PROBLEM: Extract, from the listing that follows, each line containing the word "type".

DATASET:

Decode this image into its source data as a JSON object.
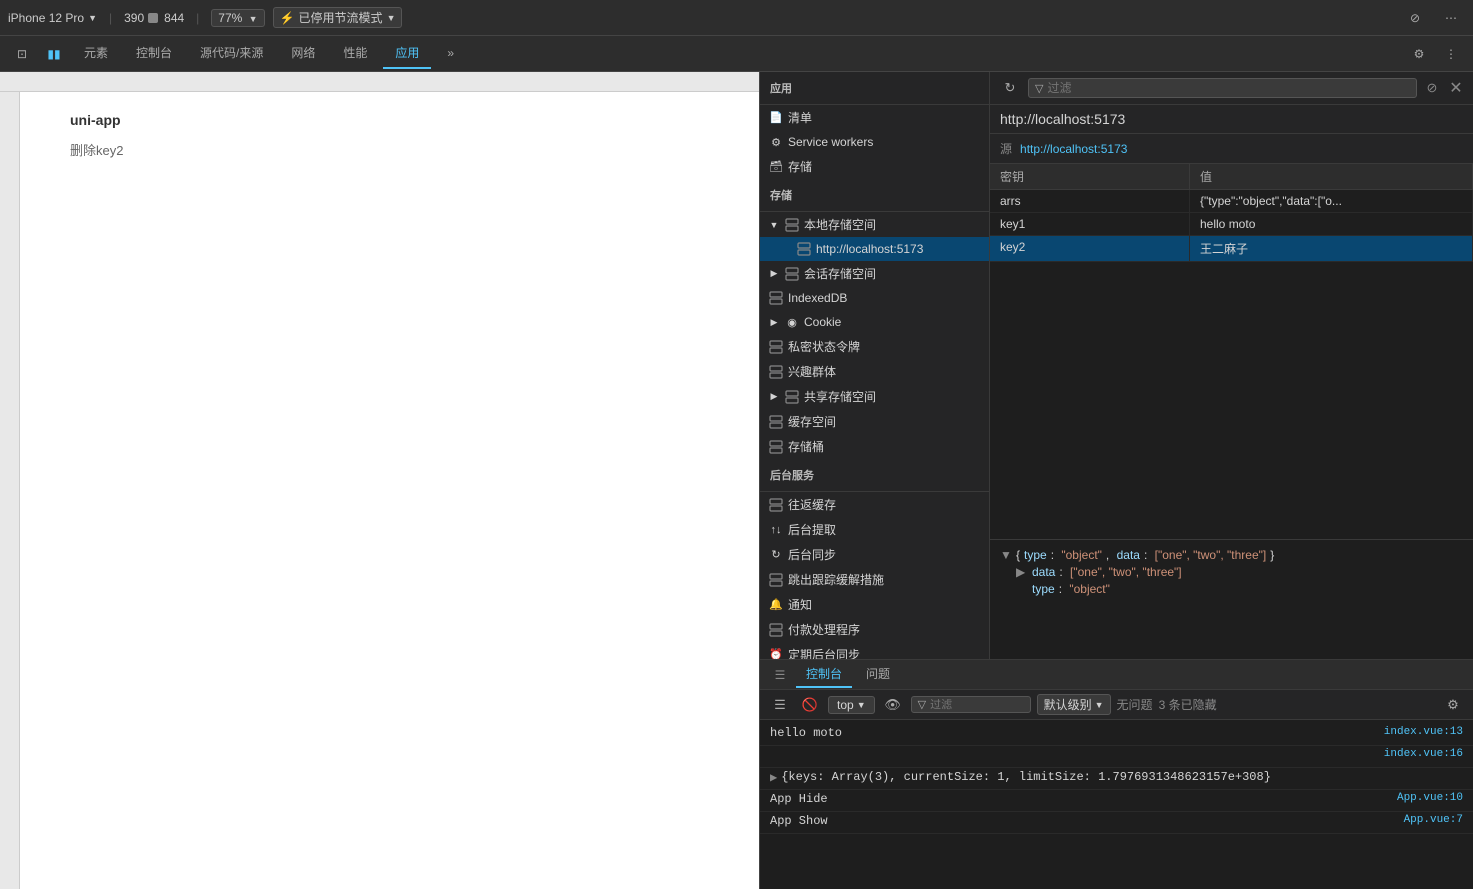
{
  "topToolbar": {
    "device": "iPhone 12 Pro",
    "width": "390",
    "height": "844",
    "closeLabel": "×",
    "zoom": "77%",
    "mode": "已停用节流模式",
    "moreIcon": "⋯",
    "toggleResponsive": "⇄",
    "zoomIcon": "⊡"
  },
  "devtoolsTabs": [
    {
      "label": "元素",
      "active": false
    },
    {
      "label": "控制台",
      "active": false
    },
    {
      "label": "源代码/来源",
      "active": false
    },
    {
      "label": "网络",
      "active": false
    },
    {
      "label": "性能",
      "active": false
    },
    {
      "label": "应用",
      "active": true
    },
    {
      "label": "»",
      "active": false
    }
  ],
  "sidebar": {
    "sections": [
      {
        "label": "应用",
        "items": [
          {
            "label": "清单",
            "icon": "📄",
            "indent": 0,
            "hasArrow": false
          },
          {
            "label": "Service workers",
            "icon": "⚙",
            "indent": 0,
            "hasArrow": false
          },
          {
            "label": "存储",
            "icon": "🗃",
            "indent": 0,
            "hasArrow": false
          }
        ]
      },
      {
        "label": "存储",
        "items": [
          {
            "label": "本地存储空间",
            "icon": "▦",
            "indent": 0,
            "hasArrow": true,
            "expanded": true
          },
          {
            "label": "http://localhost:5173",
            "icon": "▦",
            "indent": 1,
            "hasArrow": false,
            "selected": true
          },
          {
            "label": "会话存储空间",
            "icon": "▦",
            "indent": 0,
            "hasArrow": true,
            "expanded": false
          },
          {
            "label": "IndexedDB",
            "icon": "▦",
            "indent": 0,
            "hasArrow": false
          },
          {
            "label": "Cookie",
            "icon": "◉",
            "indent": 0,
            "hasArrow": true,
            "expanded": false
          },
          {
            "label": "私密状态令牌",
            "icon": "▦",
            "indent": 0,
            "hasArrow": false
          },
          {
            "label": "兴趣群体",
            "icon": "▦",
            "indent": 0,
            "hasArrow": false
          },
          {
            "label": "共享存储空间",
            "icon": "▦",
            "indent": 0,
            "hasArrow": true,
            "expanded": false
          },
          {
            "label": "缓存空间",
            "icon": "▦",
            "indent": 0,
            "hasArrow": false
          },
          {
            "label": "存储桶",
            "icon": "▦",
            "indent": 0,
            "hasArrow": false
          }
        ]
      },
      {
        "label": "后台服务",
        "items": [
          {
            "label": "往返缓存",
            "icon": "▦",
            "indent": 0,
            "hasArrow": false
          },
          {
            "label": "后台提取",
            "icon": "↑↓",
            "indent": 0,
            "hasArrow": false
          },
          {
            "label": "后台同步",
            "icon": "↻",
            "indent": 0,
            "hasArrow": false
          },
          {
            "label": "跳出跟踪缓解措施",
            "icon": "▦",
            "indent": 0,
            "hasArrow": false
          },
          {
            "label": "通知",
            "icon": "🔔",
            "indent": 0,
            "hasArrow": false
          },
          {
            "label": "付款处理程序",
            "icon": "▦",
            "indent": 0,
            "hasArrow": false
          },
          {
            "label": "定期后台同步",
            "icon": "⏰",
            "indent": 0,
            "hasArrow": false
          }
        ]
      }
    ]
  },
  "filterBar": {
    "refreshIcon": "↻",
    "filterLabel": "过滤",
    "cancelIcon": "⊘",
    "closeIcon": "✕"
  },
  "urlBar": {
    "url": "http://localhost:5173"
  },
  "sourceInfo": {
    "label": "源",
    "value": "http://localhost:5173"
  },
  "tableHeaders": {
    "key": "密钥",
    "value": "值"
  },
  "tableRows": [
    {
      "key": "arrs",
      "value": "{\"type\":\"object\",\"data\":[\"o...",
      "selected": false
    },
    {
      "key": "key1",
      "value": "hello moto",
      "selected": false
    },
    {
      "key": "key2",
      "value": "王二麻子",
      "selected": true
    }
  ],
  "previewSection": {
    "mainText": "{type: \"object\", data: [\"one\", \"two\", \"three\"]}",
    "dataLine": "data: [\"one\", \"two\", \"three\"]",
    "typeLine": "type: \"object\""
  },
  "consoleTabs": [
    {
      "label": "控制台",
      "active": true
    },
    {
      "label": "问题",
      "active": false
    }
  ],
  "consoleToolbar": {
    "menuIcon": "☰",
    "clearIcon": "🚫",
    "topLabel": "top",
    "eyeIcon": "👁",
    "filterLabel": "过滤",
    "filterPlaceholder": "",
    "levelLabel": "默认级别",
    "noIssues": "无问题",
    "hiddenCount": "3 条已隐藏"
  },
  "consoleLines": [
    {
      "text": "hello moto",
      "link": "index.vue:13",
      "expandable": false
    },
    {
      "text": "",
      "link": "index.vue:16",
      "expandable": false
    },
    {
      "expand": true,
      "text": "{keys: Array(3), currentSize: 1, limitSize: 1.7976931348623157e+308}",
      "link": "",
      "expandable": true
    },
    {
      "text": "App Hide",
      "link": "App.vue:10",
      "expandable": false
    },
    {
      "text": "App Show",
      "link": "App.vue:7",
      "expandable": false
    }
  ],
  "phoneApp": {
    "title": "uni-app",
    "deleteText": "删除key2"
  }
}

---

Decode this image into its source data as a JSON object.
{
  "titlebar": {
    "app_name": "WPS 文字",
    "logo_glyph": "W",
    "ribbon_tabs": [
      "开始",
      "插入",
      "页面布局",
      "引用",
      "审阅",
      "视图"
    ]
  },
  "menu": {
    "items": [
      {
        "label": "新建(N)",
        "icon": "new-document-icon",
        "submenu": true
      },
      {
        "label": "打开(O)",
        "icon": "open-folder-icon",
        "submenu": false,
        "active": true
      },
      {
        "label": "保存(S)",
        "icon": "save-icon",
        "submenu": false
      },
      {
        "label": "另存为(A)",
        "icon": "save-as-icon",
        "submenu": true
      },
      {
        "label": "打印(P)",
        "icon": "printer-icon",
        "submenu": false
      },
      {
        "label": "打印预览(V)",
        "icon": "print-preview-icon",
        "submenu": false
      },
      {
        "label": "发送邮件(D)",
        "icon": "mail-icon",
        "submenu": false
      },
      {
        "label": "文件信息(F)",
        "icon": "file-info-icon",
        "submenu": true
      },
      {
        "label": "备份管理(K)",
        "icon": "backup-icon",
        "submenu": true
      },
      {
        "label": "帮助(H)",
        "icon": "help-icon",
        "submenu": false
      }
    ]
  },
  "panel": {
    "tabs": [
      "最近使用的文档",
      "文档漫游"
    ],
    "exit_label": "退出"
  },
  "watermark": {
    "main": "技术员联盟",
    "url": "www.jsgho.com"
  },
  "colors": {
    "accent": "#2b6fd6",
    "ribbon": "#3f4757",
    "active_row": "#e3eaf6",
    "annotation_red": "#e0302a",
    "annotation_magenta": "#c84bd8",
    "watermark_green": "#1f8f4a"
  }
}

PROBLEM SOLUTION:
      "value": "{\"type\":\"object\",\"data\":[\"o...",
    "mainText": "{type: \"object\", data: [\"one\", \"two\", \"three\"]}",
    "typeLine": "type: \"object\""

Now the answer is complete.